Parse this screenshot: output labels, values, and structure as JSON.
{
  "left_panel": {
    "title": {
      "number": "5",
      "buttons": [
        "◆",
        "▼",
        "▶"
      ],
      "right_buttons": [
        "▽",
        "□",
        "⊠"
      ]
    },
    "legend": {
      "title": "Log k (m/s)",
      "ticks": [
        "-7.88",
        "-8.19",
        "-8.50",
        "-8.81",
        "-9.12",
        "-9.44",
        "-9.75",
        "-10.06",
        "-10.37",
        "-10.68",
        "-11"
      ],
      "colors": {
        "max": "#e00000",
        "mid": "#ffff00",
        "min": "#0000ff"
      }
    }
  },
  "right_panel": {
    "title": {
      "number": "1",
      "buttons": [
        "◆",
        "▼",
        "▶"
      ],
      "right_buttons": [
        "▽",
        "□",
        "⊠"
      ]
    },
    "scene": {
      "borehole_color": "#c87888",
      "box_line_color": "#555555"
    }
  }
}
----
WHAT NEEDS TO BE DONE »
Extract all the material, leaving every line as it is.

ANSWER TO THE EXERCISE »
Parse this screenshot: output labels, values, and structure as JSON.
{
  "left_panel": {
    "title": {
      "number": "5",
      "buttons": [
        "◆",
        "▼",
        "▶"
      ],
      "right_buttons": [
        "▽",
        "□",
        "⊠"
      ]
    },
    "legend": {
      "title": "Log k (m/s)",
      "ticks": [
        "-7.88",
        "-8.19",
        "-8.50",
        "-8.81",
        "-9.12",
        "-9.44",
        "-9.75",
        "-10.06",
        "-10.37",
        "-10.68",
        "-11"
      ],
      "colors": {
        "max": "#e00000",
        "mid": "#ffff00",
        "min": "#0000ff"
      }
    }
  },
  "right_panel": {
    "title": {
      "number": "1",
      "buttons": [
        "◆",
        "▼",
        "▶"
      ],
      "right_buttons": [
        "▽",
        "□",
        "⊠"
      ]
    },
    "scene": {
      "borehole_color": "#c87888",
      "box_line_color": "#555555"
    }
  }
}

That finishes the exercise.